Other studies have looked at the effect of cytokines (inflammatory agents released by fatty tissue) on the lungs, and have found some correlations. But a recent study discounted the role of systemic inflammation in creating the typical type of airway inflammation associated with asthma. It is possible that other, still unknown forms of inflammation are involved. So the jury is still out on the relationship between inflammation, obesity, and asthma.
- Allergies. Having allergies is a well-known risk factor for asthma, so it’s been theorized that obesity may be a risk factor for allergic responses. But a recent epidemiological study found that the risk of asthma in obesity isn’t related to whether or not the individual has allergies.
- Insulin resistance. Individuals who are obese frequently have decreased sensitivity to insulin. However, the same epidemiological study that found no relationship between asthma and allergies also found that there doesn’t appear to be any relationship between insulin resistance and asthma.
- Comorbidities: Gastroesophageal reflux disease (GERD) and sleep apnea. Obesity is associated with GERD. It’s been theorized that GERD could lead to asthmatic symptoms in people with asthma, possibly through vagal nerve stimulation caused by acid refluxing into the esophagus and/or inhaling tiny droplets of acid into the bronchi. Some obese people who have been treated for GERD have had improvement in their asthma symptoms.
Obesity is also associated with sleep apnea, a breathing disorder characterized by brief interruptions of breathing during sleep. There is some evidence that sleep apnea may have a role in the development of asthma: in obese persons with identical BMIs, severe asthmatics had a higher rate of sleep apnea than moderate asthmatics.
More Possible Reasons for the Link
- Genetics. Mutations have been found in certain chromosomal regions in individuals who have asthma and who are obese. These regions contain genes for receptors relevant to both asthma and obesity. One gene, for instance, controls both airway tone and metabolic rate. Other mutations have been found in regions associated with inflammatory mediators.
- Mechanical factors. Mechanical—that is, having mostly to do with physical dynamics—factors undoubtedly have something to do with the increased risk of asthma in the obese. Because the chest wall bears large amounts of excess weight, it is more difficult for the chest of an obese person to rise and fall. Having excess fat in the abdomen also raises the diaphragm and limits its motion. This makes it more difficult for the individual to inhale and exhale deeply and leads to a lower overall lung capacity, causing wheezing and shortness of breath and possibly contributing to asthma.
- Hormones. Fatty tissue produces many different hormones that have a strong effect on the body’s functioning and may contribute to asthma. One hormone in particular, leptin, seems implicated in asthmatic inflammation. Leptin is found at high levels in people with asthma. It has an overall pro-inflammatory effect. It activates pro-inflammatory cells, promotes T-helper 1 responses, and mediates the production of the other pro-inflammatory cytokines, such as tumor necrosis factor-a, interleukin (IL)-2, and IL-6.

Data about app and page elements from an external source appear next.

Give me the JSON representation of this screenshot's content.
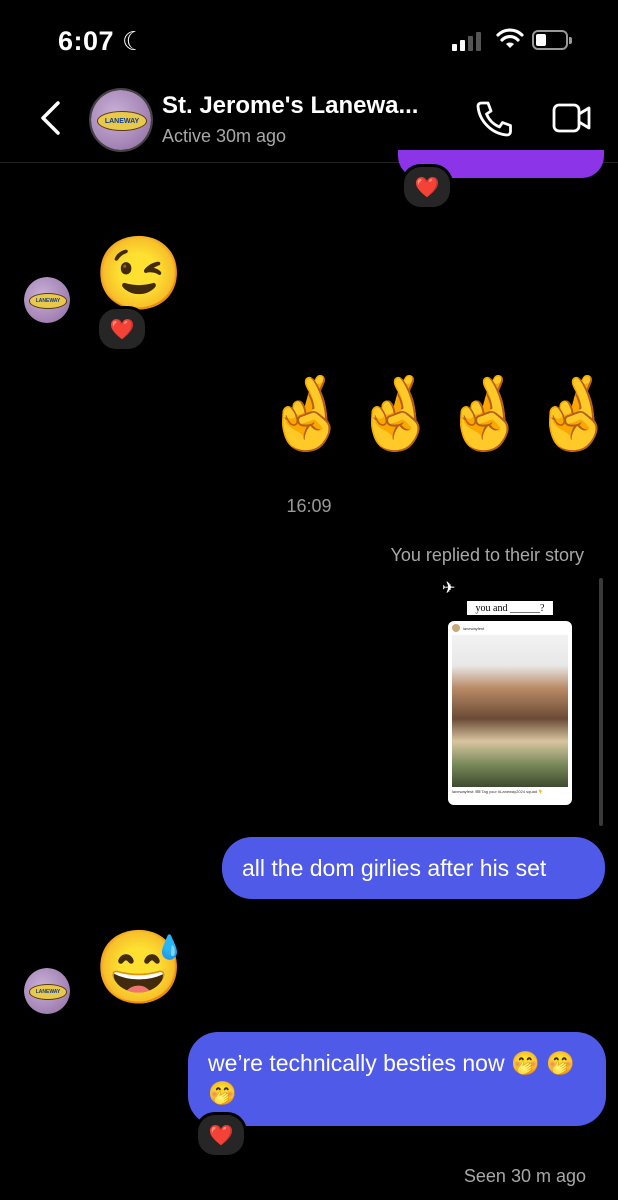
{
  "status_bar": {
    "time": "6:07",
    "moon": "☾"
  },
  "header": {
    "title": "St. Jerome's Lanewa...",
    "subtitle": "Active 30m ago",
    "avatar_text": "LANEWAY"
  },
  "messages": {
    "heart": "❤️",
    "wink": "😉",
    "crossed_fingers": [
      "🤞",
      "🤞",
      "🤞",
      "🤞"
    ],
    "timestamp": "16:09",
    "replied_label": "You replied to their story",
    "story": {
      "sticker": "you and ______?",
      "username": "lanewayfest",
      "caption": "lanewayfest: 🎟 Tag your #Laneway2024 squad 👇"
    },
    "bubble1": "all the dom girlies after his set",
    "sweat_smile": "😅",
    "bubble2": "we’re technically besties now 🤭 🤭 🤭",
    "seen": "Seen 30 m ago"
  }
}
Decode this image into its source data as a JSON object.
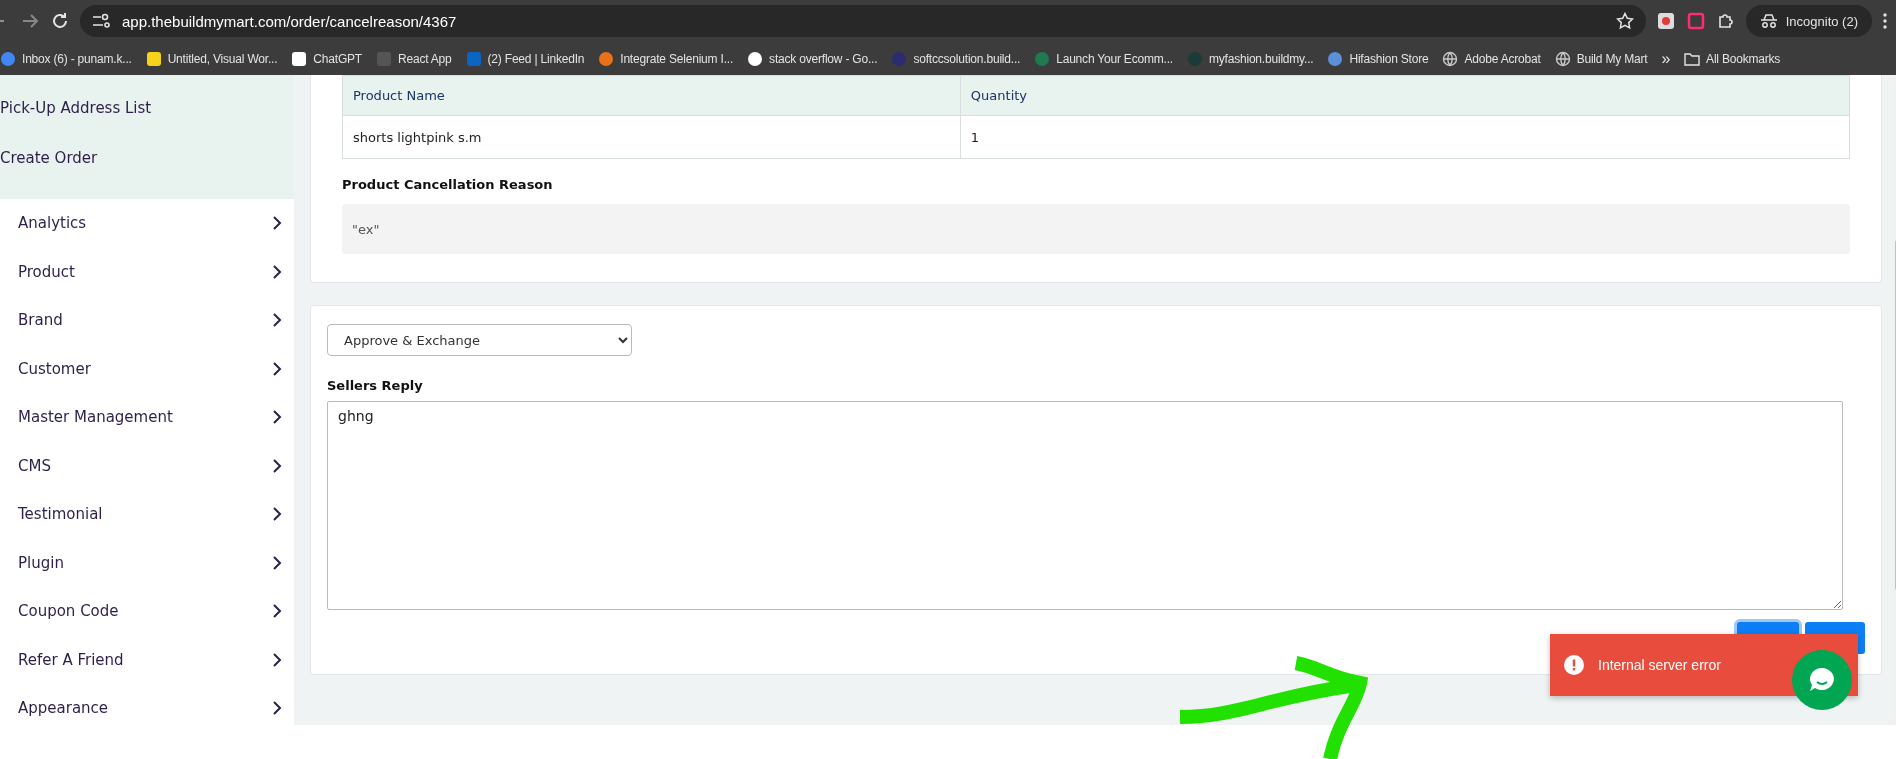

Leptin also stimulates the growth of blood vessels and recruits monocytes and macrophages (types of white blood cells). An increase in leptin levels may cause an imbalance between the production of Th1 and Th2 cytokines. This imbalance is implicated in the development of asthma.
- Misdiagnosis. Up to a third of obese people who have been diagnosed with asthma do not actually have it. As explained above, having a great deal of weight pressing on the chest can lead to wheezing and shortness of breath, symptoms that may be misdiagnosed as asthma.